|International Classification||G01C22/00, A43B3/00|
|Cooperative Classification||A43B3/0005, A43B1/0054, G01C22/006, A43B3/0021, A43B3/00|
|European Classification||A43B3/00E, A43B1/00M, A43B3/00E30, A43B3/00, G01C22/00P|
|Mar 22, 1988||REMI||Maintenance fee reminder mailed|
|Aug 4, 1988||SULP||Surcharge for late payment|
|Aug 4, 1988||FPAY||Fee payment|
Year of fee payment: 4

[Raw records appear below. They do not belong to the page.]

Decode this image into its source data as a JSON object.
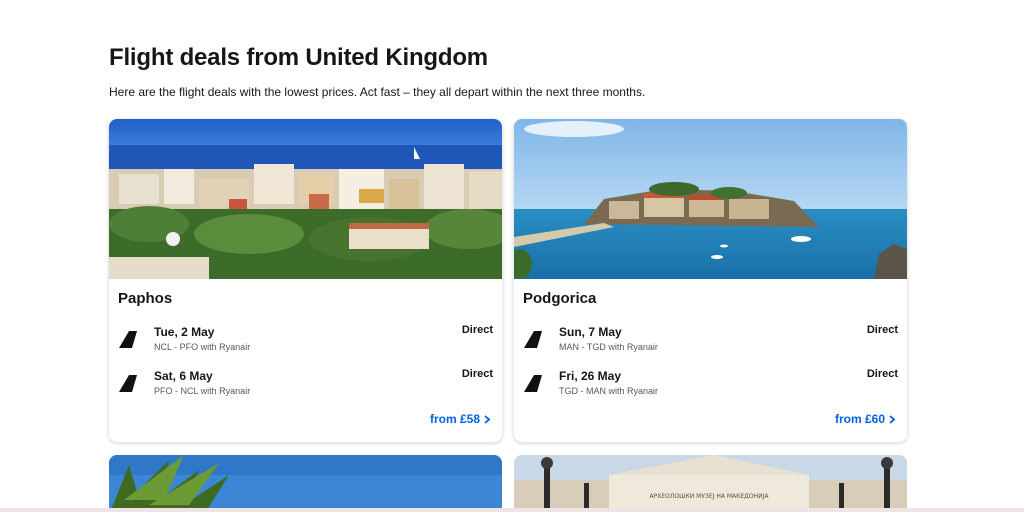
{
  "header": {
    "title": "Flight deals from United Kingdom",
    "subtitle": "Here are the flight deals with the lowest prices. Act fast – they all depart within the next three months."
  },
  "deals": [
    {
      "city": "Paphos",
      "outbound": {
        "date": "Tue, 2 May",
        "route": "NCL - PFO with Ryanair",
        "stops": "Direct"
      },
      "inbound": {
        "date": "Sat, 6 May",
        "route": "PFO - NCL with Ryanair",
        "stops": "Direct"
      },
      "price": "from £58"
    },
    {
      "city": "Podgorica",
      "outbound": {
        "date": "Sun, 7 May",
        "route": "MAN - TGD with Ryanair",
        "stops": "Direct"
      },
      "inbound": {
        "date": "Fri, 26 May",
        "route": "TGD - MAN with Ryanair",
        "stops": "Direct"
      },
      "price": "from £60"
    }
  ],
  "bottom_cards": [
    {
      "sign": "АРХЕОЛОШКИ МУЗЕЈ НА МАКЕДОНИЈА"
    }
  ],
  "colors": {
    "link": "#0062e3",
    "text": "#161616",
    "muted": "#545860"
  },
  "icons": {
    "airline": "airline-tail-icon",
    "chevron": "chevron-right-icon"
  }
}
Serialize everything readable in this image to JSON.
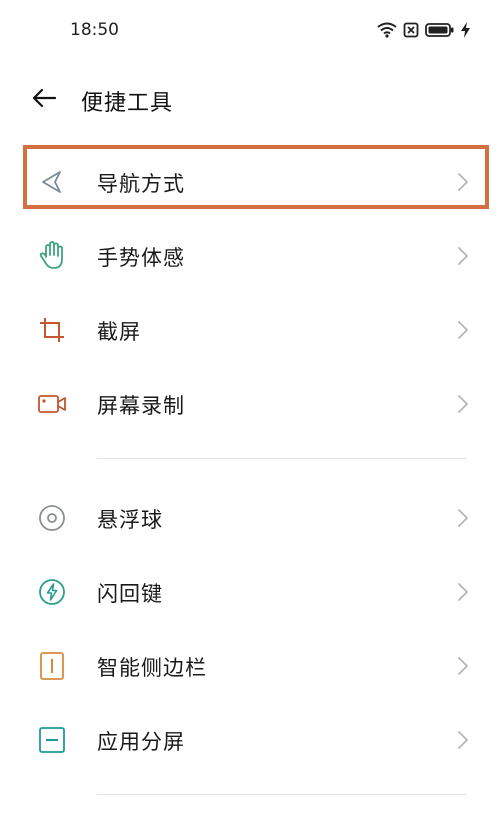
{
  "status_bar": {
    "time": "18:50",
    "icons": [
      "wifi-icon",
      "sim-blocked-icon",
      "battery-icon",
      "charging-bolt-icon"
    ]
  },
  "header": {
    "back_icon": "back-arrow-icon",
    "title": "便捷工具"
  },
  "sections": [
    {
      "items": [
        {
          "label": "导航方式",
          "icon": "navigation-icon",
          "color": "#7a8a9a",
          "highlighted": true
        },
        {
          "label": "手势体感",
          "icon": "hand-gesture-icon",
          "color": "#3aa57a"
        },
        {
          "label": "截屏",
          "icon": "crop-icon",
          "color": "#c2562e"
        },
        {
          "label": "屏幕录制",
          "icon": "video-record-icon",
          "color": "#c2562e"
        }
      ]
    },
    {
      "items": [
        {
          "label": "悬浮球",
          "icon": "floating-ball-icon",
          "color": "#8a8f96"
        },
        {
          "label": "闪回键",
          "icon": "flashback-icon",
          "color": "#2b9d8f"
        },
        {
          "label": "智能侧边栏",
          "icon": "sidebar-icon",
          "color": "#d88a3c"
        },
        {
          "label": "应用分屏",
          "icon": "split-screen-icon",
          "color": "#1f9a9a"
        }
      ]
    }
  ],
  "colors": {
    "highlight_border": "#d2713f",
    "divider": "#e3e3e3",
    "chevron": "#b5b5b5"
  }
}
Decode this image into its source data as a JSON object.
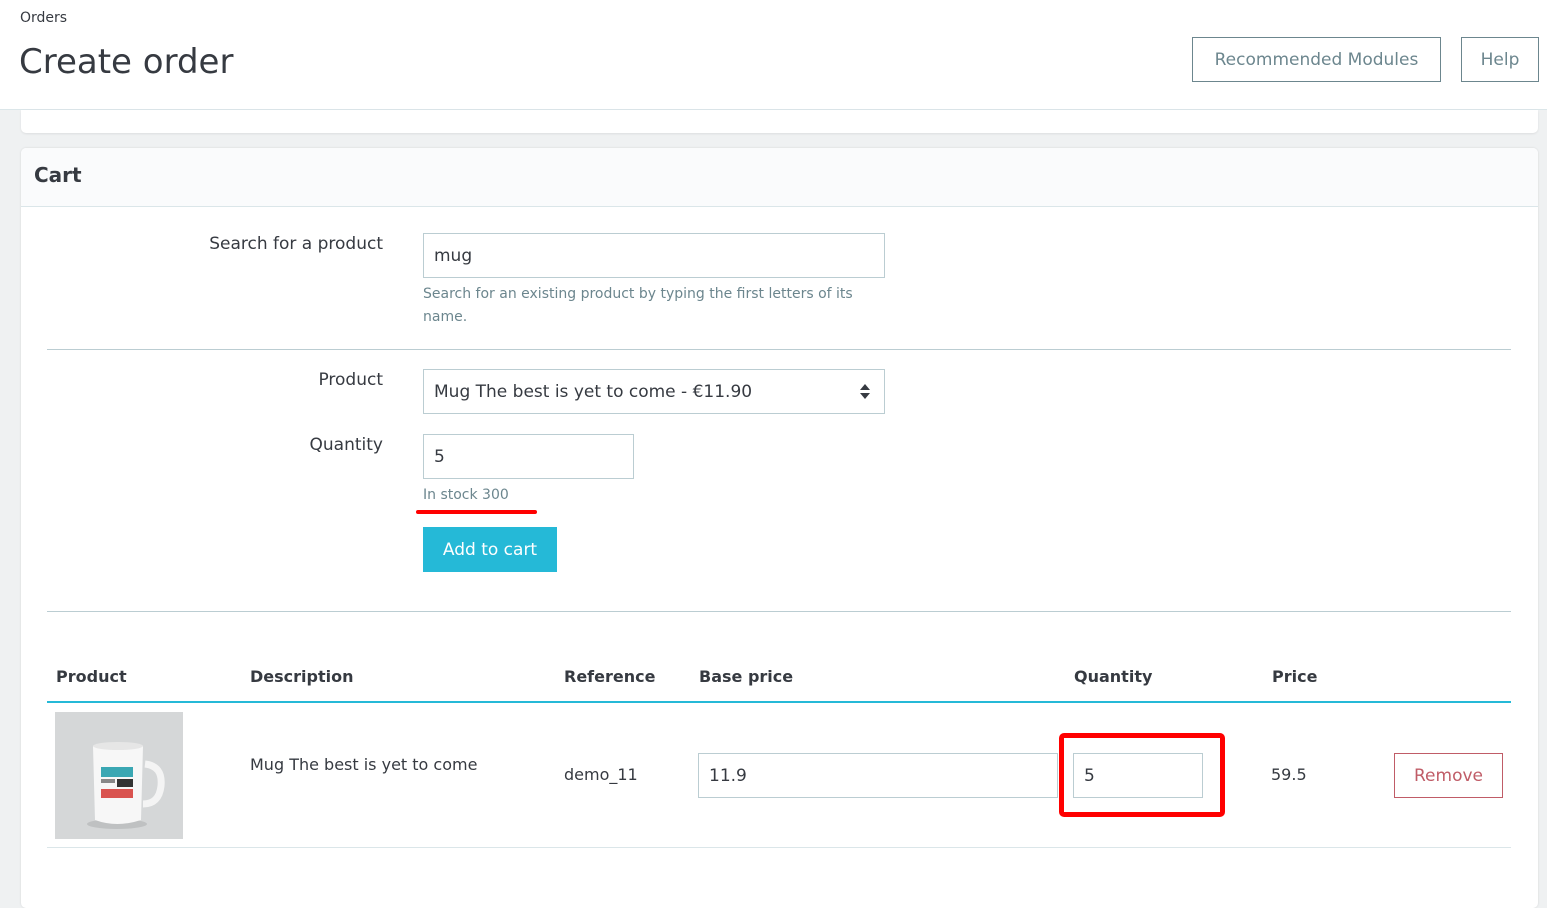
{
  "header": {
    "breadcrumb": "Orders",
    "title": "Create order",
    "recommended_modules_label": "Recommended Modules",
    "help_label": "Help"
  },
  "cart": {
    "title": "Cart",
    "search": {
      "label": "Search for a product",
      "value": "mug",
      "help": "Search for an existing product by typing the first letters of its name."
    },
    "product": {
      "label": "Product",
      "selected": "Mug The best is yet to come - €11.90"
    },
    "quantity": {
      "label": "Quantity",
      "value": "5",
      "stock": "In stock 300"
    },
    "add_to_cart_label": "Add to cart",
    "table": {
      "columns": [
        "Product",
        "Description",
        "Reference",
        "Base price",
        "Quantity",
        "Price"
      ],
      "rows": [
        {
          "image_alt": "mug-image",
          "description": "Mug The best is yet to come",
          "reference": "demo_11",
          "base_price": "11.9",
          "quantity": "5",
          "price": "59.5",
          "remove_label": "Remove"
        }
      ]
    }
  },
  "colors": {
    "accent": "#25b9d7",
    "danger": "#c05c67",
    "annotation": "#ff0000"
  }
}
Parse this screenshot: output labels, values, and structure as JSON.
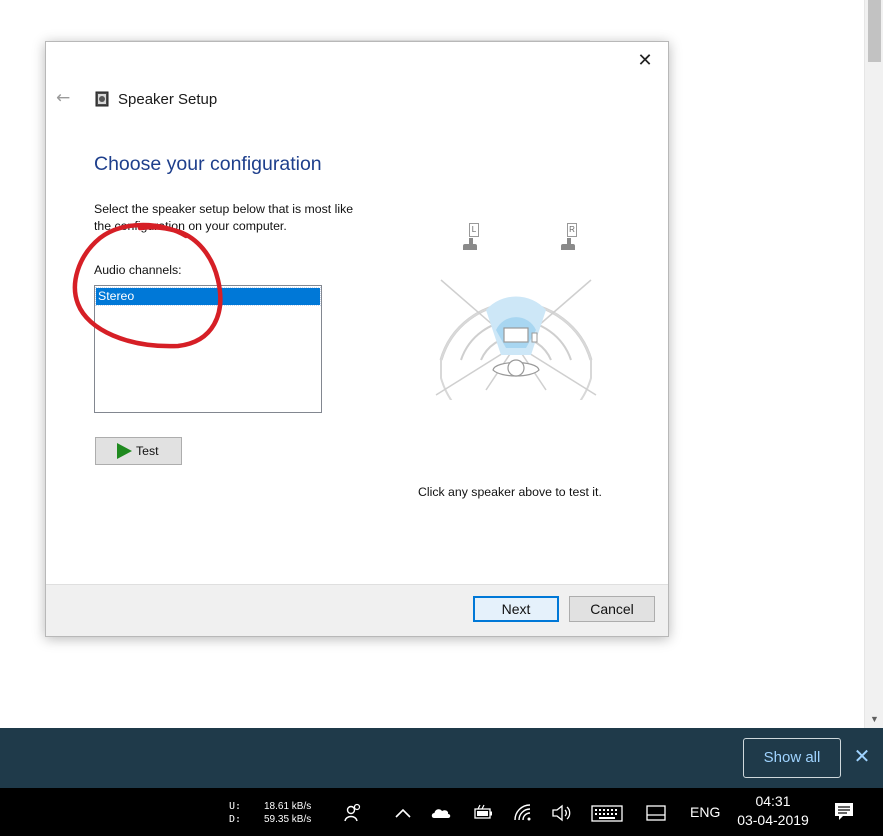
{
  "dialog": {
    "title": "Speaker Setup",
    "close_glyph": "✕",
    "back_glyph": "←",
    "heading": "Choose your configuration",
    "instructions_line1": "Select the speaker setup below that is most like",
    "instructions_line2": "the configuration on your computer.",
    "channels_label": "Audio channels:",
    "channels": [
      "Stereo"
    ],
    "selected_channel": "Stereo",
    "test_label": "Test",
    "speaker_left": "L",
    "speaker_right": "R",
    "hint": "Click any speaker above to test it.",
    "next_label": "Next",
    "cancel_label": "Cancel"
  },
  "notification": {
    "show_all_label": "Show all",
    "close_glyph": "✕"
  },
  "taskbar": {
    "upload_label": "U:",
    "download_label": "D:",
    "upload_speed": "18.61 kB/s",
    "download_speed": "59.35 kB/s",
    "language": "ENG",
    "time": "04:31",
    "date": "03-04-2019"
  },
  "colors": {
    "heading": "#1e3f8c",
    "selection": "#0078d7",
    "annotation": "#d61f26",
    "notify_bar": "#1f3a4a",
    "show_all_text": "#9fd3ff"
  },
  "icons": [
    "back-arrow-icon",
    "speaker-setup-icon",
    "close-icon",
    "play-icon",
    "people-icon",
    "chevron-up-icon",
    "onedrive-cloud-icon",
    "battery-charging-icon",
    "wifi-icon",
    "volume-icon",
    "keyboard-icon",
    "tablet-mode-icon",
    "action-center-icon"
  ]
}
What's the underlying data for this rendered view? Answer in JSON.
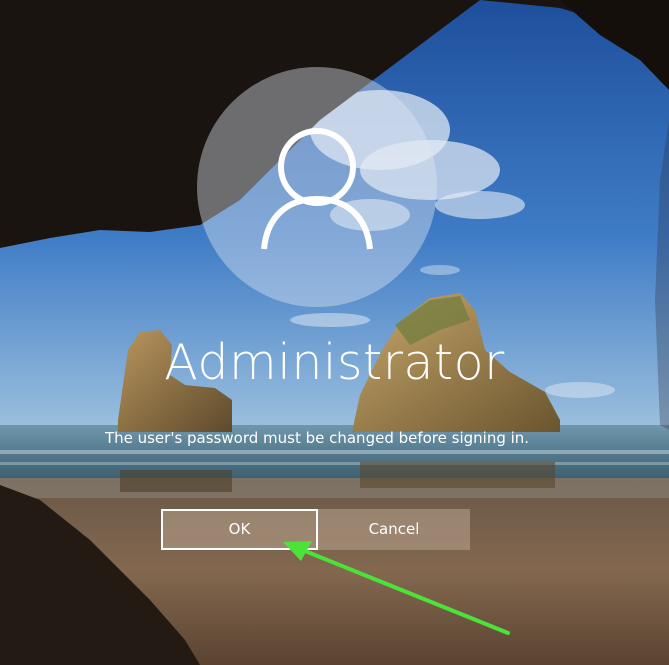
{
  "login": {
    "username": "Administrator",
    "message": "The user's password must be changed before signing in.",
    "ok_label": "OK",
    "cancel_label": "Cancel"
  },
  "avatar_icon": "user-silhouette-icon",
  "annotation": {
    "icon": "green-pointer-arrow",
    "color": "#4be23a"
  },
  "colors": {
    "button_bg": "rgba(200,180,160,0.45)",
    "text": "#ffffff",
    "focus_border": "#ffffff"
  }
}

|Mar 24, 1992||REMI||Maintenance fee reminder mailed|
|Aug 13, 1992||FPAY||Fee payment|
Year of fee payment: 8
|Aug 13, 1992||SULP||Surcharge for late payment|
|Mar 26, 1996||REMI||Maintenance fee reminder mailed|
|Aug 18, 1996||LAPS||Lapse for failure to pay maintenance fees|
|Oct 29, 1996||FP||Expired due to failure to pay maintenance fee|
Effective date: 19960821